Koka Deutar Har
By Nabakanta Barua
The title, Koka Deutar Har, translates to ‘Ancestral Bone’ or ‘Forefather’s Fossils’. The plot of the novel traces the story of the changing lives of a village inhabited in the valley of Kolong river of Assam, and how the people there respond to and grapple with ideas of modernity, ancestry and tradition. It follows the story of two feudal lords, and brothers-in-law – the royal Bhogai Barua and the nouveau riche Bakhar Bora, and how their disputes are mediated and determined by their relationships with their ancestry, represented through their grandmother, the familial matriarch. Although the writing is infused with Barua’s poetic style, he emphasises the historical authenticity of the period – the early nineteenth century, with all its power, pride, politics, traditions, and generational continuity. In the words of Assamese critic Amrit Jyoti Mahanta, Barua, in the novel “enjoy[s] losing himself in that great motion which is cosmic, universal, and at the same time personal”. Kokadeutar Har received the Sahitya Akademi Award in 1975.
About the Author

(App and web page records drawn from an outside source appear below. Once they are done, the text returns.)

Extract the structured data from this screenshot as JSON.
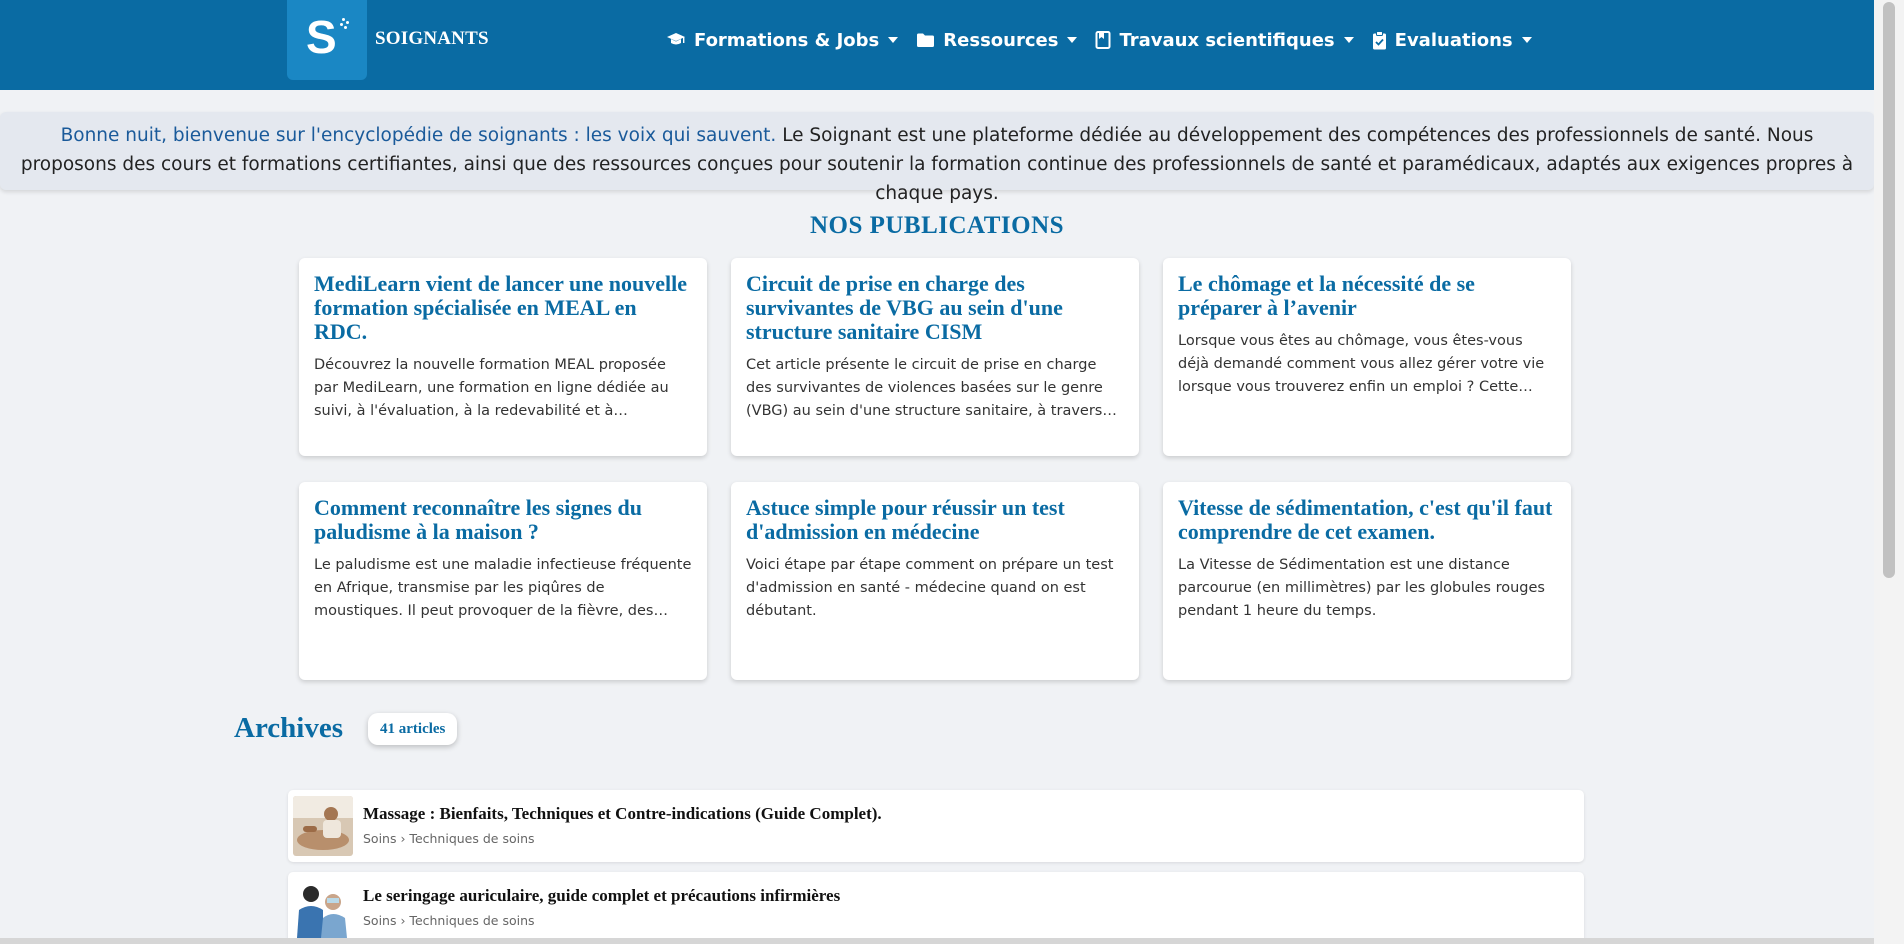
{
  "header": {
    "logo_letter": "S",
    "brand": "SOIGNANTS",
    "nav": [
      {
        "label": "Formations & Jobs",
        "icon": "graduation-cap-icon"
      },
      {
        "label": "Ressources",
        "icon": "folder-icon"
      },
      {
        "label": "Travaux scientifiques",
        "icon": "book-icon"
      },
      {
        "label": "Evaluations",
        "icon": "clipboard-icon"
      }
    ]
  },
  "welcome": {
    "greeting": "Bonne nuit, bienvenue sur l'encyclopédie de soignants : les voix qui sauvent.",
    "text": " Le Soignant est une plateforme dédiée au développement des compétences des professionnels de santé. Nous proposons des cours et formations certifiantes, ainsi que des ressources conçues pour soutenir la formation continue des professionnels de santé et paramédicaux, adaptés aux exigences propres à chaque pays."
  },
  "publications": {
    "title": "NOS PUBLICATIONS",
    "cards": [
      {
        "title": "MediLearn vient de lancer une nouvelle formation spécialisée en MEAL en RDC.",
        "desc": "Découvrez la nouvelle formation MEAL proposée par MediLearn, une formation en ligne dédiée au suivi, à l'évaluation, à la redevabilité et à l'apprentissage."
      },
      {
        "title": "Circuit de prise en charge des survivantes de VBG au sein d'une structure sanitaire CISM",
        "desc": "Cet article présente le circuit de prise en charge des survivantes de violences basées sur le genre (VBG) au sein d'une structure sanitaire, à travers un CISM"
      },
      {
        "title": "Le chômage et la nécessité de se préparer à l’avenir",
        "desc": "Lorsque vous êtes au chômage, vous êtes-vous déjà demandé comment vous allez gérer votre vie lorsque vous trouverez enfin un emploi ? Cette question mérite réflexion."
      },
      {
        "title": "Comment reconnaître les signes du paludisme à la maison ?",
        "desc": "Le paludisme est une maladie infectieuse fréquente en Afrique, transmise par les piqûres de moustiques. Il peut provoquer de la fièvre, des frissons, des maux de tête."
      },
      {
        "title": "Astuce simple pour réussir un test d'admission en médecine",
        "desc": "Voici étape par étape comment on prépare un test d'admission en santé - médecine quand on est débutant."
      },
      {
        "title": "Vitesse de sédimentation, c'est qu'il faut comprendre de cet examen.",
        "desc": "La Vitesse de Sédimentation est une distance parcourue (en millimètres) par les globules rouges pendant 1 heure du temps."
      }
    ]
  },
  "archives": {
    "title": "Archives",
    "count": "41 articles",
    "items": [
      {
        "title": "Massage : Bienfaits, Techniques et Contre-indications (Guide Complet).",
        "crumb": "Soins › Techniques de soins"
      },
      {
        "title": "Le seringage auriculaire, guide complet et précautions infirmières",
        "crumb": "Soins › Techniques de soins"
      }
    ]
  },
  "colors": {
    "primary": "#0a6ba3",
    "logo_bg": "#1a87c4",
    "page_bg": "#f0f2f5",
    "greeting": "#1a5a9a"
  }
}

Nabakanta Barua (1926-2002), also known as Ekhud Kokaideo, was an eminent Assamese author and poet. Barua’s contribution to Assamese art and literature came through his academic work in Cotton College, his translations of many Western and Bengali authors and poets into Assamese, his presidency of the Assam Sahitya Sabha and of course, in his vast collections of poetry, essays, novels, and children’s literature (a total of 39 books). He was recognized for these immense contributions most famously through being awarded the Padma Bhushan in 1976. Along with Amulya Barua and Hem Barua, he is considered to be one of the founders of the renaissance of modern poetry in the state.